By Rev. Dan Beeman, Special to The Catholic Virginian
While we often speak in the Church of the “New Evangelization” called forth by the last several popes, the Church has been alive with evangelization in the United States through the Catholic school system for two centuries. Religious women and men came to the United States specifically to build parochial schools to teach the Catholic faith and spread the Good News to children who would otherwise never hear it. In fact, those schools were often built even before parishes were erected – the sole source of regular Catholic influence in communities and families. We owe an incredible debt to the Bishops and religious orders of sisters, brothers, and fathers, for placing such a high priority on the evangelization of our young people.
Through those centuries, Catholic schools have always sought to proclaim the Gospel within the teachings of the Catholic Church to the children of our parishes, Catholic and non-Catholic alike. Families today throughout the Diocese of Richmond make significant sacrifices to educate their children in Catholic schools. While families often stretch to make tuition payments, they do so for one consistent reason: they desire their children to know the love of Jesus Christ through the teachings of His Catholic Church. In today’s ever-more secular society some public schools increasingly teach ideas that are contrary to the faith – and sometimes even hostile to it. Our Catholic schools seek to be places of evangelization, which direct the heart of the child toward Jesus in unity with the formation of the Christian family.
What makes a school Catholic? There are important externals, of course. The school should have a Catholic ethos, where the images, words and feel of Catholicism are imbued. The central symbols of our faith should be prevalent and children should have every opportunity to encounter the images of the Saints and Christ Crucified. The Real Presence of Jesus in the Eucharist in the school’s chapel or parish’s church is readily available for a visit. The Sacraments are celebrated: students know the strength of the Eucharist each week and the forgiveness of the Sacrament of Penance whenever it is needed.

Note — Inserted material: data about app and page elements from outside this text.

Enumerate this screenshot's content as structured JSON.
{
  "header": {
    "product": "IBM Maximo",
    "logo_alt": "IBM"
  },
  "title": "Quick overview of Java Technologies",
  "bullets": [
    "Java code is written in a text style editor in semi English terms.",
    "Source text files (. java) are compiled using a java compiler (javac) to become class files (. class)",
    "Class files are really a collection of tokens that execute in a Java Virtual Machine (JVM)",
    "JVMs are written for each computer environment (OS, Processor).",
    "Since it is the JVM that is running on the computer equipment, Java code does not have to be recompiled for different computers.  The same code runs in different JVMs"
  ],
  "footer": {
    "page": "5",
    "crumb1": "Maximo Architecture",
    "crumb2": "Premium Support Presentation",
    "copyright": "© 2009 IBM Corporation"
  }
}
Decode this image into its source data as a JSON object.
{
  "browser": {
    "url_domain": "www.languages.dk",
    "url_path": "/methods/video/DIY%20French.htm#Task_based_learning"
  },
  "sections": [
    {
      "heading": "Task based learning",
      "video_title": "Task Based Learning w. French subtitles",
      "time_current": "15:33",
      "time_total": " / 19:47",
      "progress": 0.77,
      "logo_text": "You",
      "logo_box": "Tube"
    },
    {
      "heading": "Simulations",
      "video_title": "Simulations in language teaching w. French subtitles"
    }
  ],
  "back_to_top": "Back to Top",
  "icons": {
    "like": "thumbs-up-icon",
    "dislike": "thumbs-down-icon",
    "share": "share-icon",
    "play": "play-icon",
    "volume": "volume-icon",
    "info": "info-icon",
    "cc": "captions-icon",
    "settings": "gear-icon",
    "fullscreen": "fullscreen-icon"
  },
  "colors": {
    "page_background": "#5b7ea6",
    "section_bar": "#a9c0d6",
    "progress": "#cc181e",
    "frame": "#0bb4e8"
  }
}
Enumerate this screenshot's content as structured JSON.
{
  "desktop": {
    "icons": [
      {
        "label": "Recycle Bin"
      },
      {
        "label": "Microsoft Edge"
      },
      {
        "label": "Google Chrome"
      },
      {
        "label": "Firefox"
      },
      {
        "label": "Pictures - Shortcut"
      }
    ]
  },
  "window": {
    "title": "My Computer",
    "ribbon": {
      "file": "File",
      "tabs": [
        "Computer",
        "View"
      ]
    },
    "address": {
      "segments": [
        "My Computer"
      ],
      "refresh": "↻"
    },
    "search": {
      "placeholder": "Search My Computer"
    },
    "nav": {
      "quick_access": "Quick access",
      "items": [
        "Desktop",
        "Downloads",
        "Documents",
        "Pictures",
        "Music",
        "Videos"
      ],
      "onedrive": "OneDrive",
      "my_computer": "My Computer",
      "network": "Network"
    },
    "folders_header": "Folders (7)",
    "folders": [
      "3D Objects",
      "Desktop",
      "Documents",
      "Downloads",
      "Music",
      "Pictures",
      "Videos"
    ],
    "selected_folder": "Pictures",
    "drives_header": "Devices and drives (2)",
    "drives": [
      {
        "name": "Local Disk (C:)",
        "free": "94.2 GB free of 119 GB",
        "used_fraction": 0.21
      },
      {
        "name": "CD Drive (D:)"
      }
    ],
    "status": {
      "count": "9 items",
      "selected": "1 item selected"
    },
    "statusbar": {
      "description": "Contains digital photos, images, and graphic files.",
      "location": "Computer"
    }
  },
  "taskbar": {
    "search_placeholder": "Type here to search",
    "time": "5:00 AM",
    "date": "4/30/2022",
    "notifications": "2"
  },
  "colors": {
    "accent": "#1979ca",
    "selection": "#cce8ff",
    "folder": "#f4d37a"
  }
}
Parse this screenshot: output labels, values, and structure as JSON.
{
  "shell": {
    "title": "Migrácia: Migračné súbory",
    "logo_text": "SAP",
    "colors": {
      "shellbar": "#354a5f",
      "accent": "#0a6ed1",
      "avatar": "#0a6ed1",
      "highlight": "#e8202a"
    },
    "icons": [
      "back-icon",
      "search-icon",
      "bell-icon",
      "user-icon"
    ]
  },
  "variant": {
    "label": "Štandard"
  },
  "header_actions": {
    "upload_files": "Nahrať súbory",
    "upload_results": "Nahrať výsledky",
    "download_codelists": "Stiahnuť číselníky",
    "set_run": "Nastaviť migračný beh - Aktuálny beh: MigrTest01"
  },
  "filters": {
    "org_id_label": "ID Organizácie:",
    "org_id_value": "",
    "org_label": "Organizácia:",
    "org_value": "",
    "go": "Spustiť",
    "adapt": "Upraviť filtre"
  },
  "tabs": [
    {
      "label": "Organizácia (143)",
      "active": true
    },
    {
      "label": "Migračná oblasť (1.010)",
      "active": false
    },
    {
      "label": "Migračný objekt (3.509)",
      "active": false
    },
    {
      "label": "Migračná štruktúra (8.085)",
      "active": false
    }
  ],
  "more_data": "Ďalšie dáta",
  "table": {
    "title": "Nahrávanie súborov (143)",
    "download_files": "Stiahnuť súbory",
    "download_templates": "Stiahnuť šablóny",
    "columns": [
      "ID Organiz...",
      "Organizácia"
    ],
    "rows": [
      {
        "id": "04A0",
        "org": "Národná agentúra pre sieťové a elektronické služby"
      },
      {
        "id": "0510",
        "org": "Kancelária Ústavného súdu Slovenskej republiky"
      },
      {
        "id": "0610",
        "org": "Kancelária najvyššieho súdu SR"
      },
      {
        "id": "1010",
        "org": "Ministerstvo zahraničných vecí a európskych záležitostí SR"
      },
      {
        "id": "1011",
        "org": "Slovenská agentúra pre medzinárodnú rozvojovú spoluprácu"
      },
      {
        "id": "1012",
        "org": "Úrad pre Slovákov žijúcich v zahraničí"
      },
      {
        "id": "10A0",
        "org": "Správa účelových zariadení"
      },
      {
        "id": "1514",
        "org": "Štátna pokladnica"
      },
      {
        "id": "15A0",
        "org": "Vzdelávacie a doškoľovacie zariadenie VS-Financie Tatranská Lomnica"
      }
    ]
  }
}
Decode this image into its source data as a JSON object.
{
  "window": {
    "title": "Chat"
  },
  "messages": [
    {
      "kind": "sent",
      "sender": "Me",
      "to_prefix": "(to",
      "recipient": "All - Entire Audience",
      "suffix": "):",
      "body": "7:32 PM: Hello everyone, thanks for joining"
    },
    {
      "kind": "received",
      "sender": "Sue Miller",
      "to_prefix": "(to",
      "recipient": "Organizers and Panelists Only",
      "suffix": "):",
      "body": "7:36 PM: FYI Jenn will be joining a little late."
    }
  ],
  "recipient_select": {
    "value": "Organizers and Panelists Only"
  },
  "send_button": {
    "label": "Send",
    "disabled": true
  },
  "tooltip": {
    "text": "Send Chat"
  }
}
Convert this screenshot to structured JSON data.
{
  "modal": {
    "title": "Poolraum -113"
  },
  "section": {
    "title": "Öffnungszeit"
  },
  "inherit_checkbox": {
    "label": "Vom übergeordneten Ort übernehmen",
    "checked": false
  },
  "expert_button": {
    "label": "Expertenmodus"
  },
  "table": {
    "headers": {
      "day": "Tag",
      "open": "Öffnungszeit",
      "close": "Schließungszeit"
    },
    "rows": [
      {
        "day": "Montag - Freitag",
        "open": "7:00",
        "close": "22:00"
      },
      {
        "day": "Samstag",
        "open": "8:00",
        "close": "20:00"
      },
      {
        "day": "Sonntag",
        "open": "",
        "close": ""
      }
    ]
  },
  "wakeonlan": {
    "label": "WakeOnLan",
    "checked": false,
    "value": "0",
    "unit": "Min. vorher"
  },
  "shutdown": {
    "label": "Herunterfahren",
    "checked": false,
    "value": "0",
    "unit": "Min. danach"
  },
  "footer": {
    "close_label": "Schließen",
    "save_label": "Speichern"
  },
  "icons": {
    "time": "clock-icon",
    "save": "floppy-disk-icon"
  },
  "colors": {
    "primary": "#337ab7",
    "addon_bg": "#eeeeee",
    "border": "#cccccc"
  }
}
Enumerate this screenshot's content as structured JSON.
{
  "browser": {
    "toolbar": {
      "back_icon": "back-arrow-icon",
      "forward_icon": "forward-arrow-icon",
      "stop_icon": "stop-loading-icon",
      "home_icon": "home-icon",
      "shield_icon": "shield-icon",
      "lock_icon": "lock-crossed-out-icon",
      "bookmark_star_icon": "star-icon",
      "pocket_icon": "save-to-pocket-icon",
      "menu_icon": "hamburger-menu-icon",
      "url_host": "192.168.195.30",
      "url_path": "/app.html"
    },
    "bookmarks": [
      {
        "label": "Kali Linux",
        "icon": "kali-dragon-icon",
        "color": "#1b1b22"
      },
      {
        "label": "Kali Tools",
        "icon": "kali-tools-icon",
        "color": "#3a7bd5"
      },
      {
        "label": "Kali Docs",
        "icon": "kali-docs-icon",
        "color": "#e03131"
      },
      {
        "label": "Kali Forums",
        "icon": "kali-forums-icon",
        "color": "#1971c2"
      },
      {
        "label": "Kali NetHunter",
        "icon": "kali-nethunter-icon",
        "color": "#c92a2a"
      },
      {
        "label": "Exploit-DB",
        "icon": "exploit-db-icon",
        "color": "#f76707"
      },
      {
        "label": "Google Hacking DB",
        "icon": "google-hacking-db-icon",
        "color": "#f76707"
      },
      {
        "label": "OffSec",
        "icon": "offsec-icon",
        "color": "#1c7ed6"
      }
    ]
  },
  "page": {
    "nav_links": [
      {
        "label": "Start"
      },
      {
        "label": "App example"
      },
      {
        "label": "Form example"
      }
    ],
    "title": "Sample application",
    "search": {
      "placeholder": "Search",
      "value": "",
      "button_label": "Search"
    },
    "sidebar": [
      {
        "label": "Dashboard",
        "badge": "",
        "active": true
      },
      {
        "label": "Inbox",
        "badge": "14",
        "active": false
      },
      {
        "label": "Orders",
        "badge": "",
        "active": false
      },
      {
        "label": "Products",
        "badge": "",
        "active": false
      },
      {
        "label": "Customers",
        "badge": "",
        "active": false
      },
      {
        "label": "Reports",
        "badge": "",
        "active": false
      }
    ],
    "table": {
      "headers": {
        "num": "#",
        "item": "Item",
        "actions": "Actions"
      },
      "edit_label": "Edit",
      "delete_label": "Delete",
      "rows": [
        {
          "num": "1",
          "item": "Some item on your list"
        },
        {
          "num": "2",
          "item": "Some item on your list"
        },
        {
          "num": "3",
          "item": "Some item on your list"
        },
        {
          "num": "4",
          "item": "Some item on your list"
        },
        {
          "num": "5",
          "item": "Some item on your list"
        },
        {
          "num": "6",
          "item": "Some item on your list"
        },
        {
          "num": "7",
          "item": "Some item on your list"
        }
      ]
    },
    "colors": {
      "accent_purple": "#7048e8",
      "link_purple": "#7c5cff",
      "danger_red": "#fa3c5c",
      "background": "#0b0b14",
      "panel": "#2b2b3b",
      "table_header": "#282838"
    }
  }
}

What happens in the classroom, on the playing fields and in the hallways is also important. What makes a school Catholic is the ever-present view that every day, every interaction is an opportunity to lead a student or his or her family closer to Jesus through the love of His Catholic Church.
When a student as endearing as a preschooler or as ready-to-graduate as a high school senior is a part of a Catholic school, no matter what circumstance the student faces, the answer from faculty, staff, friends and coaches is always one that is centered on faith in God and His plan for us. That means parents never need wonder if the school is teaching something different than what they teach at home. That means students hear the Good News of Jesus in moments of growth and challenge alike. It also means the student can rest in confidence knowing that she or he is in a safe environment where the most constant desire of teachers and staff is to raise them up to know God’s love and will in their lives. When mistakes happen, mercy abides. When accomplishments are celebrated, God is glorified.
What else makes our schools Catholic? Our hallways are filled with the future Saints of the Church. Pray for them. Love them. Believe in them.
Fr. Beeman, pastor of Holy Trinity, Norfolk, is Vicar for Catholic Mission and Identity for Catholic Education.